All the world’s a lab, and all the men and women merely researchers…
As we move through life our perception of the world changes. Our views and beliefs develop and grow, as do our understanding and knowledge. This constantly growing wisdom changes both our perspective of the world and how the world sees us. Throughout childhood, we learn the fundamentals of life, the basics of growing up, before our school years give a wider spectrum of education. Eventually, we hope to find our passion and develop as a specialist.
I first found my love for chemistry when I was about five years old. I spent Saturday afternoons making ‘potions’ with my nanna – concoctions of different-coloured liquids – where I mastered the art of pouring one on top of the other without them mixing. I was clearly a budding scientist, and lucky enough to be encouraged by my family to pursue that passion.
My memories of chemistry lessons in secondary school involve checking for hydrogen with the classic ‘squeaky pop’ test using Bunsen burners, sat at wooden benches covered in scratch marks and graffiti. I recently told a colleague (a first-year PhD student) this memory and was met with a confused ‘you used Bunsen burners?’. Apparently open flames are far too dangerous now, but I don’t recall any major fires at school.
At college, I chose to study chemistry, physics, maths and computing.

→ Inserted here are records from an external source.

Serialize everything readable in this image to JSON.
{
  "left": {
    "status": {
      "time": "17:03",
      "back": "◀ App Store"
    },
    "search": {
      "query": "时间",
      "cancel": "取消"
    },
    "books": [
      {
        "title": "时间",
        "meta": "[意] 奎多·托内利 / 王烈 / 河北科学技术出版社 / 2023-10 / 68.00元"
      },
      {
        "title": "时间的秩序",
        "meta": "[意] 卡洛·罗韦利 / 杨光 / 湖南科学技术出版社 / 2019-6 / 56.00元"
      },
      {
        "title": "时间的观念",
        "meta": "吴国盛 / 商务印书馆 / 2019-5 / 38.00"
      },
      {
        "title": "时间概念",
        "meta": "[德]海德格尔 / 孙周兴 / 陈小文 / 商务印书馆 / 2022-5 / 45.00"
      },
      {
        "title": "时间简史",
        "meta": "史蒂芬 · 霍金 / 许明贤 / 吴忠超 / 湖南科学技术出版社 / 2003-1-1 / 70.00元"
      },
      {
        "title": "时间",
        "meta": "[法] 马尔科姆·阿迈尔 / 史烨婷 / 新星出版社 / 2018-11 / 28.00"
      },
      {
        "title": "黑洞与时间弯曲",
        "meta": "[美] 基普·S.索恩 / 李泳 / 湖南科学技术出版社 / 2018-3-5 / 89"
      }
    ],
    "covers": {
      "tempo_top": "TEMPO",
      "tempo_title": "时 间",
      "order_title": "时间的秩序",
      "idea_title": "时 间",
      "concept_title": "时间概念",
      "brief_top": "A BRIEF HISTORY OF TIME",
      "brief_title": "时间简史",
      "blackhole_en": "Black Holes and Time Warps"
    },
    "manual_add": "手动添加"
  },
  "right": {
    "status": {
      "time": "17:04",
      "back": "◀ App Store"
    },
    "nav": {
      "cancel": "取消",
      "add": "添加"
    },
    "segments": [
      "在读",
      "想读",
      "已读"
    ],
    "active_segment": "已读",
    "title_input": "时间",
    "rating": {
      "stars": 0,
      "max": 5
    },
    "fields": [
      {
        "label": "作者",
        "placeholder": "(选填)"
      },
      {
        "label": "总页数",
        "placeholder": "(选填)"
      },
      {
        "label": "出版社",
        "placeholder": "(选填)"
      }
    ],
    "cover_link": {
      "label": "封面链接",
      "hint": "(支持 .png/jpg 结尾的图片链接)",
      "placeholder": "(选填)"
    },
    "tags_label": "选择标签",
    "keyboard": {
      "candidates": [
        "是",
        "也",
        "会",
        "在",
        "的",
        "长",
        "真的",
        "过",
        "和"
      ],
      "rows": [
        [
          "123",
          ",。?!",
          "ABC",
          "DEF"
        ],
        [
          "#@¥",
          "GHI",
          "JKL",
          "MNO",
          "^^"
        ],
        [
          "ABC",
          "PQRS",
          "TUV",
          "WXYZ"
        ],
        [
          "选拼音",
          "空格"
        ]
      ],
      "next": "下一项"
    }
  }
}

After two years of learning and exams, I decided chemistry was the subject for me. Going from a range of subjects to just one was both exciting and nerve wracking, but off to university I went.
As an undergraduate, I was still learning the important fundamentals. Yet the work was never really my own: it was carefully planned lab scripts, designed to be ‘undergraduate proof’. I was learning from other people’s work and the rules they devised, mechanisms they elucidated and facts they found that shape the laws of chemistry. I refined my knowledge, found the areas I enjoyed and thrived in, identified the areas where I didn’t. Fortunately, these aren’t set in stone: my strongest module was organic chemistry and my weakest was physical, but I moved on to a physical-organic chemistry PhD. It just goes to show how our views of the world and personal strengths are constantly shifting.
I’m now in the final year of my PhD. I learn from my own experiments, research and experience, all of them moulding me to become an expert in my field. I’m still able to enjoy certain student perks – no council tax, student discount and free McFlurrys at McDonalds – but I consider myself a professional. Networking at conferences and presenting my work, sharing my passion, have been some of the high points of PhD life; they are balanced by long days, frustrating reactions (and colleagues) and processing countless NMR spectra.
Overall, managing my own independent research and becoming an expert in my field has been fascinating. It took me a long time to gain the confidence to be able to question professionals within the field. Throughout school, I was taught the facts, told to take them as law, and spoon-fed the information needed to progress. As an undergraduate, I learned to be critical of information, as not everything in the textbook may be the most up-to-date way of thinking. As I carry out research first hand and see cutting-edge work presented, I’ve begun to understand how these facts (and non-facts) come about, how people make mistakes and that science doesn’t always know the answers to the questions we ask.
As my PhD draws to a close, I’m going to be taking a less conventional path: I’ve accepted a position as an associate editor. I considered post-doctoral work, but the prospect of reading and reviewing the latest research is enthralling – although I’ll enjoy watching my fellow researchers’ progress through both academic and industrial routes, on to the next stages in their careers. While my own time in the lab is at an end, I’ll continue to develop how I view my subject so I can help shape the research published and guide the next generation of chemists.
It’s been a long and difficult journey so far, but one I wouldn’t have missed for the world.